### What is required
Go over the entries and report the lines where the word "this" occurs.

───

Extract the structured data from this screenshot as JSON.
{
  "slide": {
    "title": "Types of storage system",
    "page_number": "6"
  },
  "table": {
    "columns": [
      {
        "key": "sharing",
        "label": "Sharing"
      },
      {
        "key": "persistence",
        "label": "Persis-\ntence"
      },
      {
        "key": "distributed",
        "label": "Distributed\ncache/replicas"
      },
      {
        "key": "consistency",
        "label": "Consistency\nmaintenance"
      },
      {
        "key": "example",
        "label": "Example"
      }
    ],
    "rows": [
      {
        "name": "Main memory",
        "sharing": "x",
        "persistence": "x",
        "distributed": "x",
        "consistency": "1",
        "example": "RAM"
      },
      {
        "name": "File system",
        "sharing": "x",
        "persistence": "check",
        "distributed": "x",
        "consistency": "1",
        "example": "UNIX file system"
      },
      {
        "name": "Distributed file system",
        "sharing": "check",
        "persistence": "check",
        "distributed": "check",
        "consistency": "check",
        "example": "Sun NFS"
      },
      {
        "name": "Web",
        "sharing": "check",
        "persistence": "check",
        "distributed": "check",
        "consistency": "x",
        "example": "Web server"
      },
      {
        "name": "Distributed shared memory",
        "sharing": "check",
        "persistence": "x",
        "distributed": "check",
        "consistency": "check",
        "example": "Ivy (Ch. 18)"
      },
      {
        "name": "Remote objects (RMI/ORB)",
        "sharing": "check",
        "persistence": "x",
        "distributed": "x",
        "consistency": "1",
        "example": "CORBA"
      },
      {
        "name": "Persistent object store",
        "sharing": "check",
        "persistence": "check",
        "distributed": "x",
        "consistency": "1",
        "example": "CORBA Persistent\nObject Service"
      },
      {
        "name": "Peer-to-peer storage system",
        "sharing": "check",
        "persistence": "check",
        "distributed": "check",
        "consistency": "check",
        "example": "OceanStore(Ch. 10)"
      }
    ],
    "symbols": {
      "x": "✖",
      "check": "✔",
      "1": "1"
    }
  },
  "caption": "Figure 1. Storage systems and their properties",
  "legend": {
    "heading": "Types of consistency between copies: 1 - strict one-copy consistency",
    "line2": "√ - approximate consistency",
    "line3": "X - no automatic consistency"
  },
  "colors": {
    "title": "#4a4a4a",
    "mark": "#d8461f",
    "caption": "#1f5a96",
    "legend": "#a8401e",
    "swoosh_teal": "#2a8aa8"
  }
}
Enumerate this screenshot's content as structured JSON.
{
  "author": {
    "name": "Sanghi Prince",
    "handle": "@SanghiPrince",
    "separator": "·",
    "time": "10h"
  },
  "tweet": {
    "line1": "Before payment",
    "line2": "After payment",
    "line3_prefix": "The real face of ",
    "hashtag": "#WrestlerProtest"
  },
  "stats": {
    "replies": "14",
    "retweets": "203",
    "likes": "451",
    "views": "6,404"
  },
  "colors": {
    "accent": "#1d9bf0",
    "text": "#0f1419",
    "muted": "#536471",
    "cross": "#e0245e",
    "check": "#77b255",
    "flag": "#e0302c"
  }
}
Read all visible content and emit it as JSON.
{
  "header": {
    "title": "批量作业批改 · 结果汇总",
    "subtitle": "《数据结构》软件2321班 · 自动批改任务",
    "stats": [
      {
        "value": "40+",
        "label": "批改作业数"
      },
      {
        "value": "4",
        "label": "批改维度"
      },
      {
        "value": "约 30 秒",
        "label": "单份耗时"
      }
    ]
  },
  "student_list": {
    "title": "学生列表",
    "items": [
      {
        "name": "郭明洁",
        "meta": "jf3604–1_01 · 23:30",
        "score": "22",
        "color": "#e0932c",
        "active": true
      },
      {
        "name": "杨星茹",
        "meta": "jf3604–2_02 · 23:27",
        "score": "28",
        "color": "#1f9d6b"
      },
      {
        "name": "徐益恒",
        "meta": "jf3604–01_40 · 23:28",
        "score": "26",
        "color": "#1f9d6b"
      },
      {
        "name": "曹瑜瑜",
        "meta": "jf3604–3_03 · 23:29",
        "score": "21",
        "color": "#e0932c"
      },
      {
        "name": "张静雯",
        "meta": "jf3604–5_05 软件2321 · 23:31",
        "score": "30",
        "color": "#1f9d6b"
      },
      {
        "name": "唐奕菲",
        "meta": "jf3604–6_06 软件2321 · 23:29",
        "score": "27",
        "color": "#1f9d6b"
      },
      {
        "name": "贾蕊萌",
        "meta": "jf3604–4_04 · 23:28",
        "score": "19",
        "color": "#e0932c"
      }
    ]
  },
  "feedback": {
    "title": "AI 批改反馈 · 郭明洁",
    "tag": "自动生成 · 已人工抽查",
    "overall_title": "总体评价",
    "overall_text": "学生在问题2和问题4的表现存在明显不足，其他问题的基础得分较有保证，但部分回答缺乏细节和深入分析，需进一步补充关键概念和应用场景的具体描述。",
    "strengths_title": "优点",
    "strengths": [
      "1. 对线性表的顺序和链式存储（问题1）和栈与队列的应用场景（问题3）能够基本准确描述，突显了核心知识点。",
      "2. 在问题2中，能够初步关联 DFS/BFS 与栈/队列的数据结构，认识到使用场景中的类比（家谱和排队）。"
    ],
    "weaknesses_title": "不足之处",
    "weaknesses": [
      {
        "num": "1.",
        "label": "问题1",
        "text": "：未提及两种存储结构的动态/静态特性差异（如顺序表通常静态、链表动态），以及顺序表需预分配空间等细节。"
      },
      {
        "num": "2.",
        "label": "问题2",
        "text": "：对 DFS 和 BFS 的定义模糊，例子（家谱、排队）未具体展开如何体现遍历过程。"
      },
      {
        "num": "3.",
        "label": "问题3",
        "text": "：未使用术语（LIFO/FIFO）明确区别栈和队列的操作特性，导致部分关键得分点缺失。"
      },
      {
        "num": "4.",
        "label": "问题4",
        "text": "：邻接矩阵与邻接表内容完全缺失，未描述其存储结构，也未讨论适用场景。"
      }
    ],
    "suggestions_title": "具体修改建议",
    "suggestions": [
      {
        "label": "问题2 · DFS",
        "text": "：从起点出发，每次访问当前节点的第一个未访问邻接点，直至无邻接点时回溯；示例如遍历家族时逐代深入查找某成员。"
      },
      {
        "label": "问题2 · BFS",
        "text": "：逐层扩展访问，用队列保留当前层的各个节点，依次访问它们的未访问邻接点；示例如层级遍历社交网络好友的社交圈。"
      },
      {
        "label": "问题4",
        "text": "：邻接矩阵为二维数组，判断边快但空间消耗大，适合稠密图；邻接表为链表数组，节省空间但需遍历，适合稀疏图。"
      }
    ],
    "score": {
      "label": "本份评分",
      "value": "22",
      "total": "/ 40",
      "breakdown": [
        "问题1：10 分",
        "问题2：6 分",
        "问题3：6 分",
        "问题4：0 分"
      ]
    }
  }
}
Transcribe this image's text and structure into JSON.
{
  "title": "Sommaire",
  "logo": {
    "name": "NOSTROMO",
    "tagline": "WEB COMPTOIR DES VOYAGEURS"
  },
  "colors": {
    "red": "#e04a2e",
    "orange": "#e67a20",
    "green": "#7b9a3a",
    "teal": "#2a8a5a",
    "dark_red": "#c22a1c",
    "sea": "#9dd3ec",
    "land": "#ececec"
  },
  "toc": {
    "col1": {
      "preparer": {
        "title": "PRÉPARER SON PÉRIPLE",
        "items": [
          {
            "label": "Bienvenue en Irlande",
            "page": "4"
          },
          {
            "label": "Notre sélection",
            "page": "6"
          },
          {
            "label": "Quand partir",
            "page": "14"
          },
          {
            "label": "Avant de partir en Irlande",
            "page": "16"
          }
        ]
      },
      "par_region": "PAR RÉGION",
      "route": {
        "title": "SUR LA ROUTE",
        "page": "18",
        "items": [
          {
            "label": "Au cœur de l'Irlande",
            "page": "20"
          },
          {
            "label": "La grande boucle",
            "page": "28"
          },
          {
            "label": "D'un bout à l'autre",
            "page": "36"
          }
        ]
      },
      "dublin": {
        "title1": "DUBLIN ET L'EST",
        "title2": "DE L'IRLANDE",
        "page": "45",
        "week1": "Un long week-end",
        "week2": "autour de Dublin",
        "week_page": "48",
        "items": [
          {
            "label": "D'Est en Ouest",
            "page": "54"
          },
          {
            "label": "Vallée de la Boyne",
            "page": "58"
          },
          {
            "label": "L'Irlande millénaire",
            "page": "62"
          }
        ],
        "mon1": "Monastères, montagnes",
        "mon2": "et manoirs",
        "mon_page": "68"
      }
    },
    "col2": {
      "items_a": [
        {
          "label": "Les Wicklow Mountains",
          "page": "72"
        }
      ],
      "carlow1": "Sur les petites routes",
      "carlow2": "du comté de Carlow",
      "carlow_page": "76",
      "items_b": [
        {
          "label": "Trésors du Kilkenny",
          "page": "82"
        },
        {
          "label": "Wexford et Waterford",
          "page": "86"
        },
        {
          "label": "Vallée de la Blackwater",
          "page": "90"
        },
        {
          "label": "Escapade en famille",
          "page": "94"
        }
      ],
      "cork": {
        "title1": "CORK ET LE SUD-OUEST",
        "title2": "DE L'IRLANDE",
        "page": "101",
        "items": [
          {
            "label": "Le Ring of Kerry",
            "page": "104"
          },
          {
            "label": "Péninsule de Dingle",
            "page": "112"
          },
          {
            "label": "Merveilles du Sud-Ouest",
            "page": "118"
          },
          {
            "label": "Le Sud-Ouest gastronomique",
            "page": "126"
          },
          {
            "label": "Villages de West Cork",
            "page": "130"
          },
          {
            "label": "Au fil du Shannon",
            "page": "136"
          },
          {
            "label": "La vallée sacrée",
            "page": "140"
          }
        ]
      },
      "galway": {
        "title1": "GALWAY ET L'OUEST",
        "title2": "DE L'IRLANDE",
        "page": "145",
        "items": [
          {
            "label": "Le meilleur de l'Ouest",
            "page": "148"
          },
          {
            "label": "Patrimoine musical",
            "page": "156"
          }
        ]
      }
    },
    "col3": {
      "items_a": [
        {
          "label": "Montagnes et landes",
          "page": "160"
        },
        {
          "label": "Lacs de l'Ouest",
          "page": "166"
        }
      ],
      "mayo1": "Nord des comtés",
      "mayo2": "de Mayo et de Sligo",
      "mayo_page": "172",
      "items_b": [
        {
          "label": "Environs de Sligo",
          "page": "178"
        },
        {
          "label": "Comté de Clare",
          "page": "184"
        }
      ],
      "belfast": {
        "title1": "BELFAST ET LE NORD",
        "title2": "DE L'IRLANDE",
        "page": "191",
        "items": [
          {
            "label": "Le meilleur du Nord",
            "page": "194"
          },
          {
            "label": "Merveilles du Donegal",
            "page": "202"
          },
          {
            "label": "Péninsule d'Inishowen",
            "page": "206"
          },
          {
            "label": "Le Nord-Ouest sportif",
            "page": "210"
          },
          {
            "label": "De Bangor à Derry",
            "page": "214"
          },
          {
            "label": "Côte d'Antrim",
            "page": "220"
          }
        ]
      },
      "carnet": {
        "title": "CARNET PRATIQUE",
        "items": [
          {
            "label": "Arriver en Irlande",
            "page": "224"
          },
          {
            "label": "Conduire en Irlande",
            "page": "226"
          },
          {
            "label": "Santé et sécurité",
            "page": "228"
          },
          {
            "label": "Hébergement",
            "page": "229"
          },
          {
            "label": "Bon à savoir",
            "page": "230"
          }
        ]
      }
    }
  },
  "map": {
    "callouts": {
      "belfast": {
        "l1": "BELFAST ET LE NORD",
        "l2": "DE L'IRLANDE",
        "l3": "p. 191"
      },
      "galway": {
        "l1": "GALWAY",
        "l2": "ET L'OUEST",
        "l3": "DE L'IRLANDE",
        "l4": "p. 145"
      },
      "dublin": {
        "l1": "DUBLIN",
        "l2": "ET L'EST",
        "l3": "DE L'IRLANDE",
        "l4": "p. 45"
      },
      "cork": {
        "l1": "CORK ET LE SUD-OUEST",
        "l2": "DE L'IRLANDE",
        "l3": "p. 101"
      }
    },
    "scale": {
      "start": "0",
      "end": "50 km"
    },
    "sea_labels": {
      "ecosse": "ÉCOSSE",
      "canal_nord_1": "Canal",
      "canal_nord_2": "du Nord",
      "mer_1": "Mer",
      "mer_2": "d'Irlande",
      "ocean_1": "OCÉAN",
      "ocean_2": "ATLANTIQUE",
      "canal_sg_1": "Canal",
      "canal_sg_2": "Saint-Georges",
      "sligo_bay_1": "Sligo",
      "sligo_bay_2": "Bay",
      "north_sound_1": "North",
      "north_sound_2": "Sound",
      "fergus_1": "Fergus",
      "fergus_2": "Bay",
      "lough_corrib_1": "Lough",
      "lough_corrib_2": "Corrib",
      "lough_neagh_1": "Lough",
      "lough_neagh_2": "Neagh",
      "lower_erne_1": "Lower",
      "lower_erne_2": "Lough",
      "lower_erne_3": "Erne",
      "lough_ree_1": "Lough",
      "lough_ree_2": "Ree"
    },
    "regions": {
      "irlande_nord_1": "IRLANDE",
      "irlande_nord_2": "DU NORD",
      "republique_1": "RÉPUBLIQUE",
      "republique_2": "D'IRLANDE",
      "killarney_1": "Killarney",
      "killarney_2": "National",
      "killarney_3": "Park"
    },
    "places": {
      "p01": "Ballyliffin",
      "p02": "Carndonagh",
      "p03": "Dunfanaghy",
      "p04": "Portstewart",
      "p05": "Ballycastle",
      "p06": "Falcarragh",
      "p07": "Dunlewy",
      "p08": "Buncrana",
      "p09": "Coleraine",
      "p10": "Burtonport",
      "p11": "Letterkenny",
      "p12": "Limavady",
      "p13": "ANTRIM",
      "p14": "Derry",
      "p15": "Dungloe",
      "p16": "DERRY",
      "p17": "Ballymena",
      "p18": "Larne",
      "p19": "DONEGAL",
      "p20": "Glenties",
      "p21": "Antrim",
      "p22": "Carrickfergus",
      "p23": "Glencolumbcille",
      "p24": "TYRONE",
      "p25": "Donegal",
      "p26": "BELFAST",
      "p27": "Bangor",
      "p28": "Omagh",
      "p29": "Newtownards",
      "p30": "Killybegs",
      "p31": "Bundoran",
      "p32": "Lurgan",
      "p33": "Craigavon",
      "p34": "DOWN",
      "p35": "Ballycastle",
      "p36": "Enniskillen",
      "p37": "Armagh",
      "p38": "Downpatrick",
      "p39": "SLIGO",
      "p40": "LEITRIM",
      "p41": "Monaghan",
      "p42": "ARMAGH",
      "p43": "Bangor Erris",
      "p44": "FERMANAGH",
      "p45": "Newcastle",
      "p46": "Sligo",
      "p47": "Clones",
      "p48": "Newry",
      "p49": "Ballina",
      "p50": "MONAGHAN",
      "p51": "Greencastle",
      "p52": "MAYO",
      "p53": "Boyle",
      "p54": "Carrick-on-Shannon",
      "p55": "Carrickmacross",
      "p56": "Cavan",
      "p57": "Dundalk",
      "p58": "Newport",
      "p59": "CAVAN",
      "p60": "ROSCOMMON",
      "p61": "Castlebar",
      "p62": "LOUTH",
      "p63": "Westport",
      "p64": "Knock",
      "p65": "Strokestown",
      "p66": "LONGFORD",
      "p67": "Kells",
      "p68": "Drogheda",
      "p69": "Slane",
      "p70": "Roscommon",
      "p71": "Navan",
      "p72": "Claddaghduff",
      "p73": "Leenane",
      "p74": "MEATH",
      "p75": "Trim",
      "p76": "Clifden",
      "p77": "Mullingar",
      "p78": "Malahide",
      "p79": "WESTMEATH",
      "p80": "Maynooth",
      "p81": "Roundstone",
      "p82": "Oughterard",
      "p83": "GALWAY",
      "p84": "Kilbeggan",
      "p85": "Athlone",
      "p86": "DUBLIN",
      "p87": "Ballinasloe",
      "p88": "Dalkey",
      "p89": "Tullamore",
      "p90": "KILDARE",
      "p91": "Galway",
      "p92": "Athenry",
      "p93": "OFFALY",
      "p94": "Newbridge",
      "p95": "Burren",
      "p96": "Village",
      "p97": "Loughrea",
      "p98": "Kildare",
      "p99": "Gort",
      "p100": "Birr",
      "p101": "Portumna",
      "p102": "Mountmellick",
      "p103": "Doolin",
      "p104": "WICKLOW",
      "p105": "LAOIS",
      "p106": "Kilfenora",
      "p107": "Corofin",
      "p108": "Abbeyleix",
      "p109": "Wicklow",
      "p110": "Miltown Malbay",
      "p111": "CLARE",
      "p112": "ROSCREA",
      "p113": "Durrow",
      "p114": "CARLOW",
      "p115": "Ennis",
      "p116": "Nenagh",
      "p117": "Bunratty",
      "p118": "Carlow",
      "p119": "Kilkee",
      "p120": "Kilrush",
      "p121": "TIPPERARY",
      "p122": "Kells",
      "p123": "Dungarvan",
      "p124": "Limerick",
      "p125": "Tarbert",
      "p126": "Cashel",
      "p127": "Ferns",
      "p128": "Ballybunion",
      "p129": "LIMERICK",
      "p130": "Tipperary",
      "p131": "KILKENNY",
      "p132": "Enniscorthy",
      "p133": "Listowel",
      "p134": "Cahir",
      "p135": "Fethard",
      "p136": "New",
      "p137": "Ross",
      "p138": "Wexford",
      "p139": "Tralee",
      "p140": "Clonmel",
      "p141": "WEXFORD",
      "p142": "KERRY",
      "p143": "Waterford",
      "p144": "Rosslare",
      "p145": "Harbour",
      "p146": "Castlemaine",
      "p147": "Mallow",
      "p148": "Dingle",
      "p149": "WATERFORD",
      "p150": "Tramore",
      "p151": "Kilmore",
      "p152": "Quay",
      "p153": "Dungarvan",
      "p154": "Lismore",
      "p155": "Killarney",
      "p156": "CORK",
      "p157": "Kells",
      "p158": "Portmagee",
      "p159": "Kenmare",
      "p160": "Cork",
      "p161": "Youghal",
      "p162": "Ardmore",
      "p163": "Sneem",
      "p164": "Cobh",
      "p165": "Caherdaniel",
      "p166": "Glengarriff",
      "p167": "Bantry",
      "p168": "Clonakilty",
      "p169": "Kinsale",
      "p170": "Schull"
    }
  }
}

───

### Response area
Extract the structured data from this screenshot as JSON.
Enumerate this screenshot's content as structured JSON.
Transcribe this image's text and structure into JSON.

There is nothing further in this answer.